" I think they've got plenty of opportunities to put the car somewhere. People have been calling the last couple of days. It's a car that was built by Mike Laughlin. Larry and I just flew back together from Birmingham, and I explained to him that I would like NASCAR or some museum to have it on display to show as a sign of safety. Even the wreck hasn't affected me as far as my approach toward racing. I think I feel the way I do because the mechanical understanding I have of what goes into these cars. I wouldn't mind the public seeing this car so they can see first-hand why I'm not hurt or at least not seriously "They certainly absorb a lot of punishment. The first thing to come off the car are the tires. The bumpers on the front and the rear are built to absorb some inertia. When those pieces leave, that's when it becomes a little more dangerous. I think the only part of the wreck that probably hurt me was the landing on the apron. There were no tires or no suspension left on the car. When it landed, it was solid chassis and frame to the asphalt
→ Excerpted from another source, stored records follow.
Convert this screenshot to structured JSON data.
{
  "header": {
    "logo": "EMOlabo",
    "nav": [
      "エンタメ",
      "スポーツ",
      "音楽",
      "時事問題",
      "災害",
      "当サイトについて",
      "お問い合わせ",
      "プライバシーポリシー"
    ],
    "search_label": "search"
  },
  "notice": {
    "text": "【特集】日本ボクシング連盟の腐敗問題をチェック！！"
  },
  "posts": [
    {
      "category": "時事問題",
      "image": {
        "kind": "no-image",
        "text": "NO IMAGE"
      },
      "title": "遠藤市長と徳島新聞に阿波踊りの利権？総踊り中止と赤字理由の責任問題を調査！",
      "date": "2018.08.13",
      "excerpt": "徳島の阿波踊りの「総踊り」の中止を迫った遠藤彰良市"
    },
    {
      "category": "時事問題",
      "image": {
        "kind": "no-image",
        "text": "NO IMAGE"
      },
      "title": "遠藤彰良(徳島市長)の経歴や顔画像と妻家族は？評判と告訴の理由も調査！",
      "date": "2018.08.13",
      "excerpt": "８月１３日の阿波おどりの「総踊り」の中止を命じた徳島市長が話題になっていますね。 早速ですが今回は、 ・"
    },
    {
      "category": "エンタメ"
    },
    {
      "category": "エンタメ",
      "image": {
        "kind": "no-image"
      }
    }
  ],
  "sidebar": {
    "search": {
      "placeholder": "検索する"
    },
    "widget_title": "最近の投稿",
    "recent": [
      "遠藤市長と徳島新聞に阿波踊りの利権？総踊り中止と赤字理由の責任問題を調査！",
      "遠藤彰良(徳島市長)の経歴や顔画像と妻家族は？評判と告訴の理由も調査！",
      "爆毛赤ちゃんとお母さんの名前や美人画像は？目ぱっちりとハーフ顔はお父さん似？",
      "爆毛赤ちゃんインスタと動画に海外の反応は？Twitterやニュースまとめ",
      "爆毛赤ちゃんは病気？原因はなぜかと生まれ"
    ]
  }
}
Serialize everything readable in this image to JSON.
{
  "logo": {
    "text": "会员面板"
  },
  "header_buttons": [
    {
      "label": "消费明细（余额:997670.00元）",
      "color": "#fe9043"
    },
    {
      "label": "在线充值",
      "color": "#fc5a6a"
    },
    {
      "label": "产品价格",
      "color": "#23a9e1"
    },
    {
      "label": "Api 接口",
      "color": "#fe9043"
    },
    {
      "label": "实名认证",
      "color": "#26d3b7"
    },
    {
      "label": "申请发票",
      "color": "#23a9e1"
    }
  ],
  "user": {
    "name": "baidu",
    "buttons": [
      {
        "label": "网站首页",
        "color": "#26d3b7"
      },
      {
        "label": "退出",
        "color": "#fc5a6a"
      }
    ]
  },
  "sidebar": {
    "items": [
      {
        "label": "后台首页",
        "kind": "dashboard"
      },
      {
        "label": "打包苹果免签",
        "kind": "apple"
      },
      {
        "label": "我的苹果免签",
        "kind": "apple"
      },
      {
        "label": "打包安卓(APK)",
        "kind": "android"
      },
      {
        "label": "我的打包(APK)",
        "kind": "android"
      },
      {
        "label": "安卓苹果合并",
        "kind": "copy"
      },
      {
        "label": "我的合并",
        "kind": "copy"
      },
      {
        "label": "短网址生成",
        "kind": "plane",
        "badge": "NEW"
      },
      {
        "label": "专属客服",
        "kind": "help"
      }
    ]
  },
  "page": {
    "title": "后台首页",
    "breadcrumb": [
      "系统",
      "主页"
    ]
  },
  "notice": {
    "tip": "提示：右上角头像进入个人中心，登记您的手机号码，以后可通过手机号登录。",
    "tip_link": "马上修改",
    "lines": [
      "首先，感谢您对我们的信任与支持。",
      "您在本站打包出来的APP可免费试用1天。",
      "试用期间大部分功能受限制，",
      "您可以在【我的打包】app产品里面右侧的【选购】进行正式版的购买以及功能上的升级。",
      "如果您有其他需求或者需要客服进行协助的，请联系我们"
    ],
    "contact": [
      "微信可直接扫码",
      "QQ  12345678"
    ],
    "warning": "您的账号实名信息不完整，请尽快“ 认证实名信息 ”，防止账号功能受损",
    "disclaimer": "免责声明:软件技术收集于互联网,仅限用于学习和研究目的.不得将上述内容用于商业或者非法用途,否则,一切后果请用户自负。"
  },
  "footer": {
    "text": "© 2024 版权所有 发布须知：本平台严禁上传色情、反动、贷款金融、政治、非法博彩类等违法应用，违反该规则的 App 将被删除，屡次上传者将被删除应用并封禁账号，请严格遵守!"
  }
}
"NASCAR has done a great job with the roof flaps, and that certainly helps. The incident with Jimmy Horton (at Talladega helped them) strengthen the fence. I'm not concerned. If we raced Talladega this weekend, if the doctors allowed me to be there, I'd be there. I don't know if that makes me normal, but I love what I do. The biggest struggle for me right now is knowing I probably won't be able to run the whole race at Sears Point. We've gotten off to a great start in 1996. I'm being a little bit selfish here. My family and friends are not as concerned about that obviously as I am. I should really give a little more consideration to how lucky I am to be not hurt worse than I am. I love what I do, and I wish that we didn't have this little bit of a setback, but it's part of the game It won't affect me "
Jack Durbin firstname.lastname@example.org Motorsport News International email@example.com (Moderators for "rec.autos.sport.info") Homepage http://www.freenet.tlh.fl.us/users/indy500/index.html